_Source information:_
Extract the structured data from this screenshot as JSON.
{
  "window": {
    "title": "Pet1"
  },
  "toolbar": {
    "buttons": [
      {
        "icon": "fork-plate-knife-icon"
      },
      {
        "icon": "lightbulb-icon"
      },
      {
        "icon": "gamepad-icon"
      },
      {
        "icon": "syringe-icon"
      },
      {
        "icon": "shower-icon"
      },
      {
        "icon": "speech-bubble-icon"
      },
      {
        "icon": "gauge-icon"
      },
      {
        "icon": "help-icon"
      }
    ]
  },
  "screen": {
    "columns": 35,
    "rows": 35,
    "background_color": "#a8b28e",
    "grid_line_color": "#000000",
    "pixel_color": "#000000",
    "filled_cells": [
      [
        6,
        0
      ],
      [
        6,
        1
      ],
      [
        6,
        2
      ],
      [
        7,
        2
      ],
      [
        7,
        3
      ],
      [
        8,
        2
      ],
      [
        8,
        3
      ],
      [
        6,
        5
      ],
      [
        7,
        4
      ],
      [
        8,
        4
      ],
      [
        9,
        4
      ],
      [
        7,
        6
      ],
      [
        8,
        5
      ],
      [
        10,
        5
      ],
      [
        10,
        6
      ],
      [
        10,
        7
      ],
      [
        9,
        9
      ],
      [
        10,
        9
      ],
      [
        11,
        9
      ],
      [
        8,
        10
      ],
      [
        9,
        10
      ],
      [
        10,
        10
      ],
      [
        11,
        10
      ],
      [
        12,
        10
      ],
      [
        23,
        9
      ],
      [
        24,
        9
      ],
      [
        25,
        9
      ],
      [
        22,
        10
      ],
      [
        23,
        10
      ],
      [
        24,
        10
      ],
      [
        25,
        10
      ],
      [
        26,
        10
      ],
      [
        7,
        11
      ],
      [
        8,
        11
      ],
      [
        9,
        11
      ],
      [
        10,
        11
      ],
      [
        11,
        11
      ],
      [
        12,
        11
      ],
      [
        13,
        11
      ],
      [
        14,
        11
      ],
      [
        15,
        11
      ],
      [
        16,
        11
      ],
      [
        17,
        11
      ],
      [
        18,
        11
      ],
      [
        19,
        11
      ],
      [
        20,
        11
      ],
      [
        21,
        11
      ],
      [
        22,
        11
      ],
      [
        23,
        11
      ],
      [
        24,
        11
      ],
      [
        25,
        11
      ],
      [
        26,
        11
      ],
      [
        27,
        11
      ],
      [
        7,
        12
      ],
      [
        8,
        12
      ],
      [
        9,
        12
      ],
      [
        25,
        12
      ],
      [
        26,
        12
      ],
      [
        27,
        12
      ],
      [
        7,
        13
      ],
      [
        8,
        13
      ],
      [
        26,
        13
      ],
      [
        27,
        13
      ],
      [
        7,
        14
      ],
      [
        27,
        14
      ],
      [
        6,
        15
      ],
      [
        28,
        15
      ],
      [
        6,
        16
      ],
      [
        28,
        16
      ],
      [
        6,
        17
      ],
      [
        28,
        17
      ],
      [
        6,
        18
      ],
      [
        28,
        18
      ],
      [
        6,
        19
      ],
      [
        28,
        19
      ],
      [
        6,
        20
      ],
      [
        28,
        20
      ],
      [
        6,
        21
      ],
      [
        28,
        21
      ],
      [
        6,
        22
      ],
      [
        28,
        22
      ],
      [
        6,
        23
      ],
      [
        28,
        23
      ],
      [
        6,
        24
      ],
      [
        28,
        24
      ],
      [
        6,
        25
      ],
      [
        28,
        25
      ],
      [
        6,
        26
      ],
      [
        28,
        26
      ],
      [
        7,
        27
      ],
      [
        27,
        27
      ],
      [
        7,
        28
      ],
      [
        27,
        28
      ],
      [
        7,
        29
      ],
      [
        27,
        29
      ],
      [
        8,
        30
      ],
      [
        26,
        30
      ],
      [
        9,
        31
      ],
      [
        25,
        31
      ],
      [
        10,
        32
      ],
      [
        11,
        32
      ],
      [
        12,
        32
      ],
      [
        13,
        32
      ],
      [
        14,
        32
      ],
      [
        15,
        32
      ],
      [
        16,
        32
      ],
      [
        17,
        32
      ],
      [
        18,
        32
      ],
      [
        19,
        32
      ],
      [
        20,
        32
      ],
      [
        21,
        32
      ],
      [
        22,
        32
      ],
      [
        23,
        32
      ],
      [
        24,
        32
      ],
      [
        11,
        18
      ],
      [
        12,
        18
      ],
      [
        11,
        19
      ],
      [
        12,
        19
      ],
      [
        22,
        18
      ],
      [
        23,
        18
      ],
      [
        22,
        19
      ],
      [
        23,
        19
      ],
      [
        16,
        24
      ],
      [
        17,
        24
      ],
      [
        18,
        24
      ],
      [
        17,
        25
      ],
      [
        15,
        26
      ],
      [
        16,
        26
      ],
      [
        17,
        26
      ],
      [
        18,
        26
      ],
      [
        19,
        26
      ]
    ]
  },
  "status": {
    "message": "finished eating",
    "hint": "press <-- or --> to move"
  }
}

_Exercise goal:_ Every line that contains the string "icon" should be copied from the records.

_Answer:_
        "icon": "fork-plate-knife-icon"
        "icon": "lightbulb-icon"
        "icon": "gamepad-icon"
        "icon": "syringe-icon"
        "icon": "shower-icon"
        "icon": "speech-bubble-icon"
        "icon": "gauge-icon"
        "icon": "help-icon"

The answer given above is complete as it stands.